Teens Dating During Covid-19

Teens Dating During Covid-19

Leah Bromagen

     Senior Mark Moody sat at a park bench and waited patiently, just like he had many times since the pandemic began almost a year ago.

     His nose itched behind his face mask, and the remnants of winter’s chill had slowly started seeping through his jacket. However, he stopped caring as he spotted a young woman with a head of familiar red curls happily skipping towards him.

     With a smile, he stood and raced to her before engulfing his girlfriend in a bone-crushing hug. Eyes sparkling with laughter, the pair linked hands and set off on their walk.

     Ever since quarantine started, teens, both single and taken, have wondered where romance and dating fits into their lives. 

     For Moody and his girlfriend, fellow senior Isabella Corsaro, Covid wasn’t as much of a hindrance as they expected. “I would say that it would probably be harder to stay together generally in any relationship, but with us, I have felt like the pandemic actually has brought us closer and challenged us in ways we normally wouldn’t be challenged. Being together so long has definitely helped us have grace and patience for each other, and communication just becomes easier and easier each week,” said Moody.

     Even dates themselves appear to be just as fun as they were prior to the pandemic. “We sometimes go on a drive or go through a drive-thru to get ice cream or something like that. It definitely has not been hard to keep on falling in love.
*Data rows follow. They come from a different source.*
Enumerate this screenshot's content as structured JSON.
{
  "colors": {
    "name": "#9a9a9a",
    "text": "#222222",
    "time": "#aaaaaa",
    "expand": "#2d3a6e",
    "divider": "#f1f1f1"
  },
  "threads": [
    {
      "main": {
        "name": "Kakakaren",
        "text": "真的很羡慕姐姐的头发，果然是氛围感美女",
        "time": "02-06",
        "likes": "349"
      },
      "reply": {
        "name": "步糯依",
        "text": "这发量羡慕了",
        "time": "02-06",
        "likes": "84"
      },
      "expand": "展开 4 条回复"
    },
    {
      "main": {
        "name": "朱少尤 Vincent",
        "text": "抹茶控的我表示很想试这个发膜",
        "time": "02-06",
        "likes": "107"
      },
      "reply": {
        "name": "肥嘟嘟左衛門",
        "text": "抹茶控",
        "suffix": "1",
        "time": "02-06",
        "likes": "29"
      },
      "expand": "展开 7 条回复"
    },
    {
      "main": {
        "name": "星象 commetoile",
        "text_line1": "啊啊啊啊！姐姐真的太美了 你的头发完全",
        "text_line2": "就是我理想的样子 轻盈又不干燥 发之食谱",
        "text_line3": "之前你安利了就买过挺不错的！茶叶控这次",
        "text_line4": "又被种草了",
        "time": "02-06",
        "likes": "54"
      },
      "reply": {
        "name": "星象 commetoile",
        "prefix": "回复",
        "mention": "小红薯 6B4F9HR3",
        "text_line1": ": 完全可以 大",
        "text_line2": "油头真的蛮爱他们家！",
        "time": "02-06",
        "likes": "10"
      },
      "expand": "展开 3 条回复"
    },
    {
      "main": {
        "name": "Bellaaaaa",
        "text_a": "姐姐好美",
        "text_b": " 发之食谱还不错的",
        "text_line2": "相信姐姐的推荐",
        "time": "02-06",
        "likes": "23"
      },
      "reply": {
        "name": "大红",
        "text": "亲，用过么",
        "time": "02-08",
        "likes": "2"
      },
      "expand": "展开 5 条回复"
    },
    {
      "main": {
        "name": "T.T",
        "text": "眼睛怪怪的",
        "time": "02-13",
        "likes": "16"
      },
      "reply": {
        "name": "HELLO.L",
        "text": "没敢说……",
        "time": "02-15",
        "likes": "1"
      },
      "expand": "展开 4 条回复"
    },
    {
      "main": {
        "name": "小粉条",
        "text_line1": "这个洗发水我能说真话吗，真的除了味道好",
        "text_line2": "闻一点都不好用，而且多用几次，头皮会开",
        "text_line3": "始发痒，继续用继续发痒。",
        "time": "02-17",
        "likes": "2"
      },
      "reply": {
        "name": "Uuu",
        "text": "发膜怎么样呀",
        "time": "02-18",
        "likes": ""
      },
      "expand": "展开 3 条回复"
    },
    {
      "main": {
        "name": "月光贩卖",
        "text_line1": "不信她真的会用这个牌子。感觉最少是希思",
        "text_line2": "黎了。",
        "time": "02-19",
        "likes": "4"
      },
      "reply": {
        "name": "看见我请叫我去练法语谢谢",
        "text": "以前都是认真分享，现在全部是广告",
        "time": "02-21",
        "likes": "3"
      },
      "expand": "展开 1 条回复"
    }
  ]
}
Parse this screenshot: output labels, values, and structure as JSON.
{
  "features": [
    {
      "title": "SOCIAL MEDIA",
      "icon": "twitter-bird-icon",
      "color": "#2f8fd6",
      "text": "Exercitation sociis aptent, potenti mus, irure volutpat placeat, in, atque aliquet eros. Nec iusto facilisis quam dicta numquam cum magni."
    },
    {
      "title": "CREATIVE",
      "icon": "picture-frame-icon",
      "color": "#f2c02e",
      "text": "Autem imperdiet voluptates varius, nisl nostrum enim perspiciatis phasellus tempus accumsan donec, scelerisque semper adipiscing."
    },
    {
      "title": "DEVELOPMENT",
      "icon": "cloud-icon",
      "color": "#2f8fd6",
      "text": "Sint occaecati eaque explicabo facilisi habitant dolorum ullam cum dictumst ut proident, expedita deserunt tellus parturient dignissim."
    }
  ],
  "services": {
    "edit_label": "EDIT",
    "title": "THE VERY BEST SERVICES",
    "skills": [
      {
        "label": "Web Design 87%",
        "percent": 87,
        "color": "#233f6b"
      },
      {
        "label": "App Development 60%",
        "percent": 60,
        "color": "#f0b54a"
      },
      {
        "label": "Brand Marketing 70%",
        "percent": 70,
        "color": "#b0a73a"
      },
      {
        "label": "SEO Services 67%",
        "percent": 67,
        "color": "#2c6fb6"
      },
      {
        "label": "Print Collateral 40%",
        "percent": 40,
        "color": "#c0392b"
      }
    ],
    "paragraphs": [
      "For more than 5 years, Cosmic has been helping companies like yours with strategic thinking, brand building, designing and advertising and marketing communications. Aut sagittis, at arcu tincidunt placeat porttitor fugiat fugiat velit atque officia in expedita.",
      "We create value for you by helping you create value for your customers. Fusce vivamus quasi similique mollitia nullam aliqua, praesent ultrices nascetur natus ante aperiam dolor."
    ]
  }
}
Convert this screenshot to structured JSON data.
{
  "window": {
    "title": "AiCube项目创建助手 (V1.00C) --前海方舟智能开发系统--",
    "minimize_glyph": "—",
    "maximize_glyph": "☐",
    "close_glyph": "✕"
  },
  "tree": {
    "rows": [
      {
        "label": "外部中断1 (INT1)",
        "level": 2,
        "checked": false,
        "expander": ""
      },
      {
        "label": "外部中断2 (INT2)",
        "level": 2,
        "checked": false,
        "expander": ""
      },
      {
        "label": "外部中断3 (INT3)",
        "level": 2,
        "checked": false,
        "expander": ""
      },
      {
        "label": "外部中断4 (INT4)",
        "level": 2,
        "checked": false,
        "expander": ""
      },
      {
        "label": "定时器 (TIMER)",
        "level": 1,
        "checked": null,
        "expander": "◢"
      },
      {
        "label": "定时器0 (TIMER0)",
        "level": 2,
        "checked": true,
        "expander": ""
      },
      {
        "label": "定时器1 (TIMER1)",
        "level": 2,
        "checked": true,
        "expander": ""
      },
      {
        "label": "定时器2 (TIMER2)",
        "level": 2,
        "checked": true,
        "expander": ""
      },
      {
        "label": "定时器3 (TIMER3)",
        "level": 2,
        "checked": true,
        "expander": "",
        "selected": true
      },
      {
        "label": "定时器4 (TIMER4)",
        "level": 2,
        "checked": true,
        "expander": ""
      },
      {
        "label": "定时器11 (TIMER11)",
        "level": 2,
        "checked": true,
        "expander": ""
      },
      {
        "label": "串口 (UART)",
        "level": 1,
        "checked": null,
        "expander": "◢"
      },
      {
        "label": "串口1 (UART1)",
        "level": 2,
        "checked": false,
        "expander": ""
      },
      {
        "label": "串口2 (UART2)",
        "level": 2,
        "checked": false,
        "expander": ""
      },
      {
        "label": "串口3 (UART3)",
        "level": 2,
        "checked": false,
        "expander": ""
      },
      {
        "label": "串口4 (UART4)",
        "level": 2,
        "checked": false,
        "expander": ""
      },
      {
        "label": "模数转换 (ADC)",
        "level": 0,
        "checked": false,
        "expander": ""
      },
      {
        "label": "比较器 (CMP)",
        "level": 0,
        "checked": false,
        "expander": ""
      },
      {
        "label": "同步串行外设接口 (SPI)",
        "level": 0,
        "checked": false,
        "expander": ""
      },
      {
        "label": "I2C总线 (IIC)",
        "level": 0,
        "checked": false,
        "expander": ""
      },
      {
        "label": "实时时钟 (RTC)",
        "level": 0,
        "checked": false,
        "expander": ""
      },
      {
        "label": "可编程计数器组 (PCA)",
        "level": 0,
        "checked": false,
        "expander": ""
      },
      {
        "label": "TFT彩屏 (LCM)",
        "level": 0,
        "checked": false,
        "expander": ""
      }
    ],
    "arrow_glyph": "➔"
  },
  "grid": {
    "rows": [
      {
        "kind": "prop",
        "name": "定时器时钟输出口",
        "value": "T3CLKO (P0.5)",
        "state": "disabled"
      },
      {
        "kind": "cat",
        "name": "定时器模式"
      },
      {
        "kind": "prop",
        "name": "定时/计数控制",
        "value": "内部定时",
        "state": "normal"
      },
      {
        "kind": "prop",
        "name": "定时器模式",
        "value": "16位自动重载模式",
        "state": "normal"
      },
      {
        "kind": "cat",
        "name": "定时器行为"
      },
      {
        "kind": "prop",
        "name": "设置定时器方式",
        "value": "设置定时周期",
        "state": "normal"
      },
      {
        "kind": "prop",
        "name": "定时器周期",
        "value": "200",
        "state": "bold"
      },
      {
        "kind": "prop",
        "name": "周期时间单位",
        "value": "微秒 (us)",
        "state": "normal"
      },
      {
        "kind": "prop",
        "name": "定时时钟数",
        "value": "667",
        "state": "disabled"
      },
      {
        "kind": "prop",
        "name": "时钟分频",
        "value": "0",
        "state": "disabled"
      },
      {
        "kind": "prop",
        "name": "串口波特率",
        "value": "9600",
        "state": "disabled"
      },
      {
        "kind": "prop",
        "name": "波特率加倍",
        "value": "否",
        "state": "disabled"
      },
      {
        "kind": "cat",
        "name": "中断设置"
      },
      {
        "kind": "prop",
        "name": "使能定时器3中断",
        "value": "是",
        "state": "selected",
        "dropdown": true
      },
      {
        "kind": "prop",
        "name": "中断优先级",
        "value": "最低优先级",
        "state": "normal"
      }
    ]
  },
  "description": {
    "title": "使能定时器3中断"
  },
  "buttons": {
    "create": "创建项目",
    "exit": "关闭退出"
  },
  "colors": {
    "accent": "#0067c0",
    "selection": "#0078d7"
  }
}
Being forced to stay at home and do all these ‘do nothing’ dates has made us realize how much we love spending time together, and how much we value the little things,” said Corsaro. 

     However, there are concerns amongst teens regarding the virus and its interference with physical contact. How can a relationship continue, or begin, if you have to stay six feet away?

     Junior Leven Gehlhausen, who recently began an online relationship, may have an answer. “Verbal communication is way more important than I thought it was. You need to tell each other how you’re feeling and what you’re comfortable [or] uncomfortable with, or the relationship is going to fail. There’s more to a relationship than being physically intimate. It really depends on your love language. Covid has made it difficult to spend time together in person, so if your love language is physical touch, for example, then it’s definitely going to be hard,” said Gehlhausen.

    It seems that even parents are beginning to accept dating in these times. “They didn’t want me to hang out with anyone at first, but since about month two of the pandemic, Mark has been in my circle. My family is totally okay with it. He’s practically a part of the family anyways,” said Corsaro.

     Gehlhausen has had a similar experience. “My family was really supportive right off the bat. My dad was understandably wary of the long-distance relationship and the fact that I met them online, but after I assured him that everything was safe and I wasn’t being catfished, he trusted my judgment and supported me,” said Gehlhausen.

     However, many teens still face difficulties with dating as the pandemic reaches its first full year. But when more people can take the vaccine, perhaps romance will once again be able to bloom for teens.